I recently saw Alex’s prowess in setting up a Fully Qualified Domain Name within the Autodesk Vault 2016 beta. Configuring this feature means users can log into Vault from the internet in a secure and high performing way, all without using a VPN connection. I’d already been talking to him about writing a few posts for Design & Motion, so knowing how much I had struggled to decipher out of date Autodesk documentation in the past, I thought this would be the perfect first post for Alex. So it’s with great pleasure that the Design & Motion team introduce Alex Fielder to our readers. He’s a throroughly nice chap, you can read his bio to find out what he’s all about or you can have a chat with him on Twitter. Without further ado, here’s Alex’s cracking guide for setting up an FQDN for Autodesk Vault. Cheers Alex!
Decide if you want open ( http: ) or encrypted ( https: ) access from your Vault, I will only be covering how to setup http: access today,
Common practice among larger organisations is to have web-facing servers in a demilitarized zone (DMZ), but since this is outside of the scope of this article, I will leave it for the reader to decide whether this is a method they are keen on implementing.
An area that requires some thought is the setup of user accounts (for remote access) and their permissions, but I will also leave that out for now.
A note about my setup: I’m using Windows 10 Technical Preview Build 9841 running on VirtualBox Version 4.3.12 r93733.

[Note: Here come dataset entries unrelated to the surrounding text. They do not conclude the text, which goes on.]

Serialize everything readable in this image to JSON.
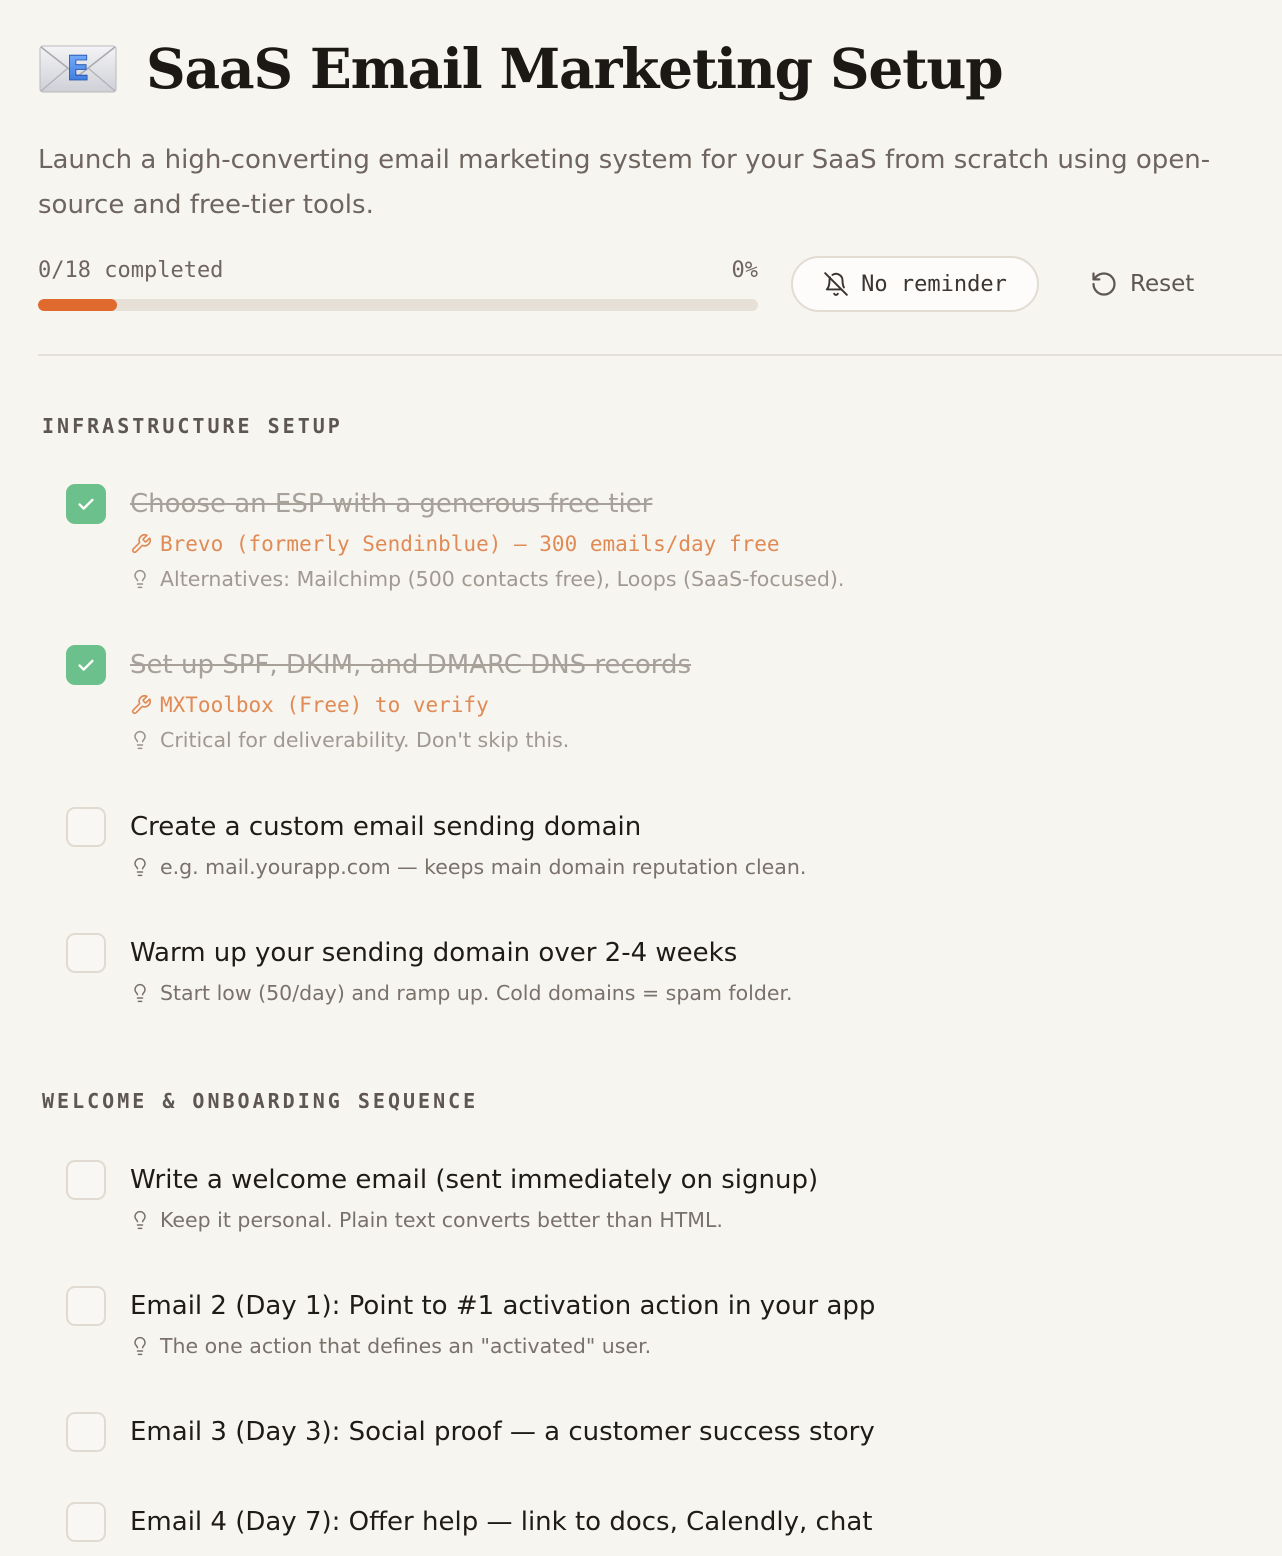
{
  "header": {
    "title": "SaaS Email Marketing Setup",
    "icon": "envelope-e-icon",
    "subtitle": "Launch a high-converting email marketing system for your SaaS from scratch using open-source and free-tier tools."
  },
  "progress": {
    "label": "0/18 completed",
    "percent_label": "0%",
    "fill_fraction": 0.11
  },
  "controls": {
    "reminder_label": "No reminder",
    "reset_label": "Reset"
  },
  "colors": {
    "accent": "#e0692d",
    "check_green": "#6cc08c",
    "tool_orange": "#e08a55",
    "background": "#f7f5f0"
  },
  "sections": [
    {
      "title": "INFRASTRUCTURE SETUP",
      "tasks": [
        {
          "title": "Choose an ESP with a generous free tier",
          "done": true,
          "tool": "Brevo (formerly Sendinblue) — 300 emails/day free",
          "tip": "Alternatives: Mailchimp (500 contacts free), Loops (SaaS-focused)."
        },
        {
          "title": "Set up SPF, DKIM, and DMARC DNS records",
          "done": true,
          "tool": "MXToolbox (Free) to verify",
          "tip": "Critical for deliverability. Don't skip this."
        },
        {
          "title": "Create a custom email sending domain",
          "done": false,
          "tip": "e.g. mail.yourapp.com — keeps main domain reputation clean."
        },
        {
          "title": "Warm up your sending domain over 2-4 weeks",
          "done": false,
          "tip": "Start low (50/day) and ramp up. Cold domains = spam folder."
        }
      ]
    },
    {
      "title": "WELCOME & ONBOARDING SEQUENCE",
      "tasks": [
        {
          "title": "Write a welcome email (sent immediately on signup)",
          "done": false,
          "tip": "Keep it personal. Plain text converts better than HTML."
        },
        {
          "title": "Email 2 (Day 1): Point to #1 activation action in your app",
          "done": false,
          "tip": "The one action that defines an \"activated\" user."
        },
        {
          "title": "Email 3 (Day 3): Social proof — a customer success story",
          "done": false
        },
        {
          "title": "Email 4 (Day 7): Offer help — link to docs, Calendly, chat",
          "done": false
        }
      ]
    }
  ]
}
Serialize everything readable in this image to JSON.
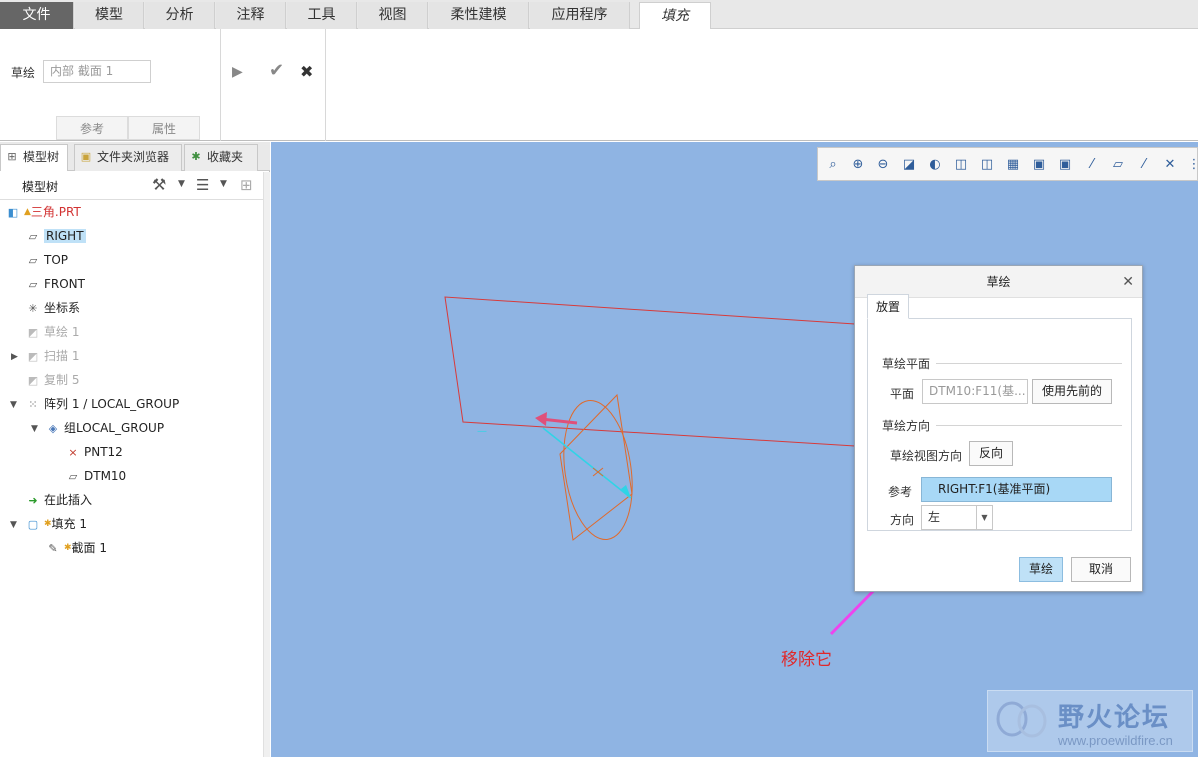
{
  "ribbon_tabs": [
    {
      "label": "文件"
    },
    {
      "label": "模型"
    },
    {
      "label": "分析"
    },
    {
      "label": "注释"
    },
    {
      "label": "工具"
    },
    {
      "label": "视图"
    },
    {
      "label": "柔性建模"
    },
    {
      "label": "应用程序"
    },
    {
      "label": "填充"
    }
  ],
  "ribbon": {
    "sketch_label": "草绘",
    "sketch_value": "内部 截面 1",
    "sub_tabs": [
      "参考",
      "属性"
    ]
  },
  "left_panel": {
    "tabs": [
      {
        "label": "模型树"
      },
      {
        "label": "文件夹浏览器"
      },
      {
        "label": "收藏夹"
      }
    ],
    "toolbar_title": "模型树",
    "tree": [
      {
        "label": "三角.PRT",
        "icon": "part-icon"
      },
      {
        "label": "RIGHT",
        "icon": "datum-plane-icon"
      },
      {
        "label": "TOP",
        "icon": "datum-plane-icon"
      },
      {
        "label": "FRONT",
        "icon": "datum-plane-icon"
      },
      {
        "label": "坐标系",
        "icon": "csys-icon"
      },
      {
        "label": "草绘 1",
        "icon": "sketch-icon"
      },
      {
        "label": "扫描 1",
        "icon": "sweep-icon"
      },
      {
        "label": "复制 5",
        "icon": "copy-icon"
      },
      {
        "label": "阵列 1 / LOCAL_GROUP",
        "icon": "pattern-icon"
      },
      {
        "label": "组LOCAL_GROUP",
        "icon": "group-icon"
      },
      {
        "label": "PNT12",
        "icon": "datum-point-icon"
      },
      {
        "label": "DTM10",
        "icon": "datum-plane-icon"
      },
      {
        "label": "在此插入",
        "icon": "insert-arrow-icon"
      },
      {
        "label": "填充 1",
        "icon": "fill-icon"
      },
      {
        "label": "截面 1",
        "icon": "section-icon"
      }
    ]
  },
  "dialog": {
    "title": "草绘",
    "tab": "放置",
    "section_plane": "草绘平面",
    "plane_label": "平面",
    "plane_value": "DTM10:F11(基...",
    "use_previous": "使用先前的",
    "section_orient": "草绘方向",
    "view_dir_label": "草绘视图方向",
    "flip": "反向",
    "ref_label": "参考",
    "ref_value": "RIGHT:F1(基准平面)",
    "dir_label": "方向",
    "dir_value": "左",
    "ok": "草绘",
    "cancel": "取消"
  },
  "annotation": {
    "callout": "移除它",
    "arrow_color": "#ee44ee"
  },
  "watermark": {
    "title": "野火论坛",
    "url": "www.proewildfire.cn"
  },
  "colors": {
    "viewport_bg": "#8fb4e3",
    "selection": "#bfe1f7"
  }
}
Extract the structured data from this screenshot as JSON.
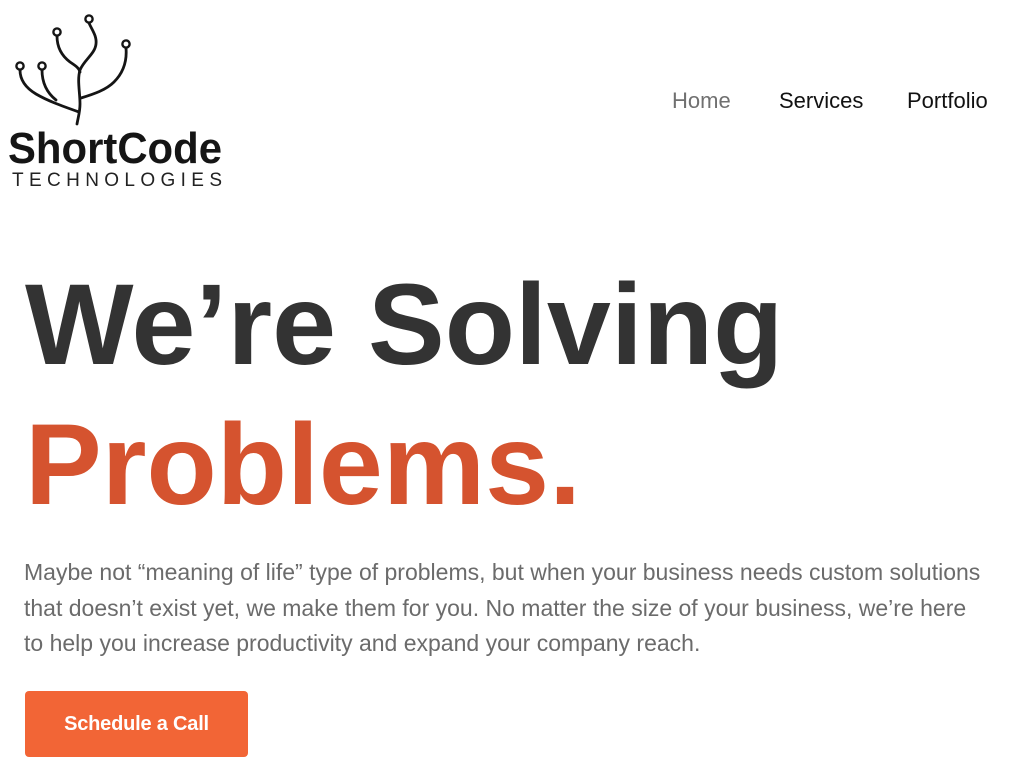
{
  "theme": {
    "heading_color": "#333333",
    "accent_color": "#D5532F",
    "button_color": "#F26536",
    "body_text_color": "#6B6B6B",
    "nav_color": "#111111",
    "nav_active_color": "#707070"
  },
  "logo": {
    "icon": "circuit-tree-icon",
    "wordmark": "ShortCode",
    "tagline": "TECHNOLOGIES"
  },
  "nav": {
    "items": [
      {
        "label": "Home",
        "active": true
      },
      {
        "label": "Services",
        "active": false
      },
      {
        "label": "Portfolio",
        "active": false
      }
    ]
  },
  "hero": {
    "heading_line1": "We’re Solving",
    "heading_line2": "Problems.",
    "description_lines": [
      "Maybe not “meaning of life” type of problems, but when your business needs custom solutions",
      "that doesn’t exist yet, we make them for you. No matter the size of your business, we’re here",
      "to help you increase productivity and expand your company reach."
    ],
    "cta_label": "Schedule a Call"
  }
}
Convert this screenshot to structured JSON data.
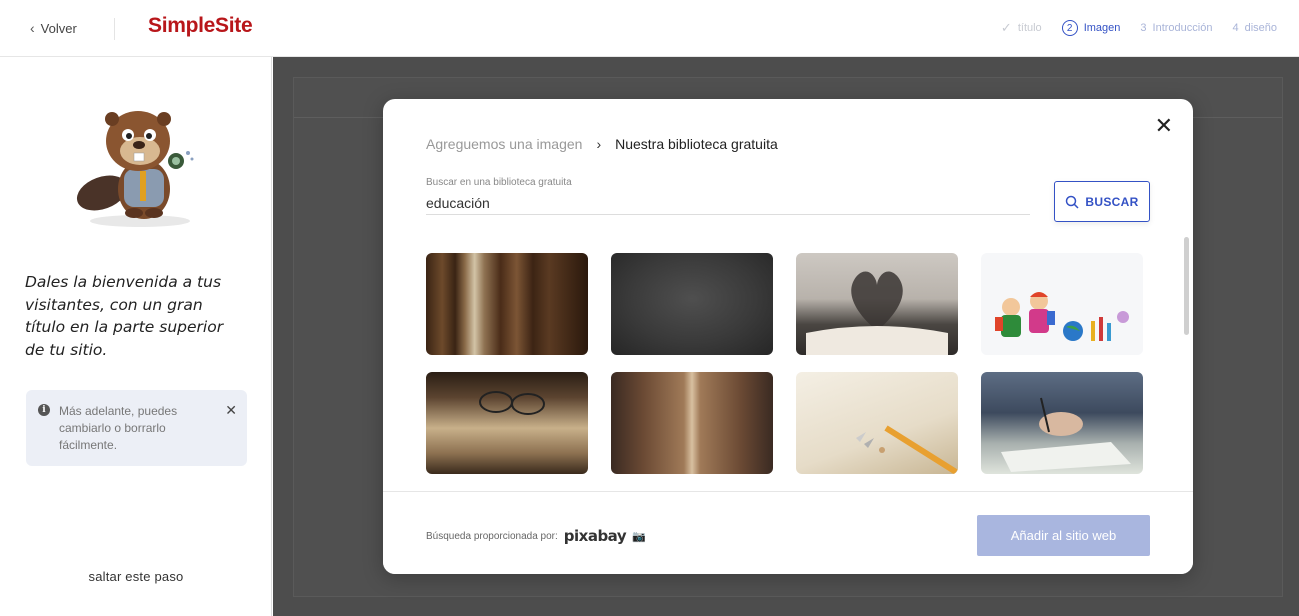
{
  "header": {
    "back_label": "Volver",
    "logo": "SimpleSite",
    "steps": [
      {
        "label": "título",
        "status": "done"
      },
      {
        "num": "2",
        "label": "Imagen",
        "status": "active"
      },
      {
        "num": "3",
        "label": "Introducción",
        "status": "pending"
      },
      {
        "num": "4",
        "label": "diseño",
        "status": "pending"
      }
    ]
  },
  "sidebar": {
    "welcome_text": "Dales la bienvenida a tus visitantes, con un gran título en la parte superior de tu sitio.",
    "tip_text": "Más adelante, puedes cambiarlo o borrarlo fácilmente.",
    "skip_label": "saltar este paso"
  },
  "modal": {
    "breadcrumb_prev": "Agreguemos una imagen",
    "breadcrumb_current": "Nuestra biblioteca gratuita",
    "search_label": "Buscar en una biblioteca gratuita",
    "search_value": "educación",
    "search_button": "BUSCAR",
    "images": [
      {
        "name": "old-books-image"
      },
      {
        "name": "chalkboard-image"
      },
      {
        "name": "heart-book-pages-image"
      },
      {
        "name": "school-kids-illustration-image"
      },
      {
        "name": "open-book-glasses-image"
      },
      {
        "name": "library-shelves-image"
      },
      {
        "name": "notebook-pencil-image"
      },
      {
        "name": "hand-writing-image"
      }
    ],
    "powered_by": "Búsqueda proporcionada por:",
    "provider": "pixabay",
    "add_button": "Añadir al sitio web"
  },
  "colors": {
    "brand_red": "#b8161a",
    "accent_blue": "#3452c5",
    "disabled_blue": "#a9b6df"
  }
}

Host Network setup
Page 5 of the Advanced Configuration Guide (ACG) for Vault Server 2014 details how to change the default port during initial installation.
I made these changes after having installed Vault Server, so the steps detailed in this post will reflect that.
If there are other web-facing servers/services on the host network, then choose a port that will not clash with that. I set this up on my home network which has a Stora NAS with web access on port 80, and my router allows remote login on port 8080 (which also happens to be the alternate port mentioned in the ACG above), so I chose port 81 instead.
On the Vault Server, use the Windows Firewall with Advanced Security to add an inbound firewall rule for whichever port you chose to use (in my case port 81)
On the Vault Server, from the Command Prompt (CMD) run ipconfig /all to retrieve the Vault Server IP Address:
In the Host network router, add a port forward to the VaultServer-ip address for port 81:
The process for configuring port forwarding will vary depending on the router you have.
Don’t forget to click Apply or Save!
Internet Information Services (IIS)
In the Internet Information Services (IIS) Manager, select the Website that contains the AutodeskDM virtual directory. (My method differs from the Advanced Configuration Guide, because I am using Windows 10 Tech Preview instead of Windows Server 2008 R2/2012):
On the right hand side, under “Edit Site” select “Bindings” (circled above) and remove the existing port 80 row. Then click add and put in your chosen port:
As these changes are being carried out after installation it is also necessary to edit the web.config file for the AutodeskDM application. You can find this file here:
C:\Program Files\Autodesk\ADMS Professional 2016\Server\Web\Services
Open this file with your favourite text editor (I use notepad++) and search for the phrase “port=” in the document. On or around line 439 change:
<server port=”80″ sslPort=”443″ website=”Default Web Site” sslRequired=”false” />
<server port=”YourChosenPort#” sslPort=”443″ website=”Default Web Site” sslRequired=”false” />
So in my case it is:
<server port=”81″ sslPort=”443″ website=”Default Web Site” sslRequired=”false” />
Save and Close this file, then, returning to the IIS Manager window, click the “Restart” option on the right hand side to restart the Site.
Remote Client setup
Check if it is possible to load the Host-ip:PortNumber/AutodeskTC url in a browser, if successful the Autodesk Vault Thin Client log in page should appear:
The Server value for the login credentials above, would be Host-ip:PortNumber.
Logging in should then present you with this familiar page:
Install Vault Pro Client on remote machine. Check client <> server version compatibility.
It is likely that the Vault Pro Client install will require a system reboot, so after restarting the remote client machine, fire up the Vault Pro Client and put in the same credentials used for the Thin Client:
(I used Vault Pro 2014, but Vault Pro 2013 can also talk to Vault Server 2015)
It is imperative to remember to include the port number at the end of the server name if you did not use port 80 in all login areas.
Finally, here is a view of my office-based Vault Professional Client, logged into Vault Pro Server using FQDN:
Thanks for reading and I hope you find this useful!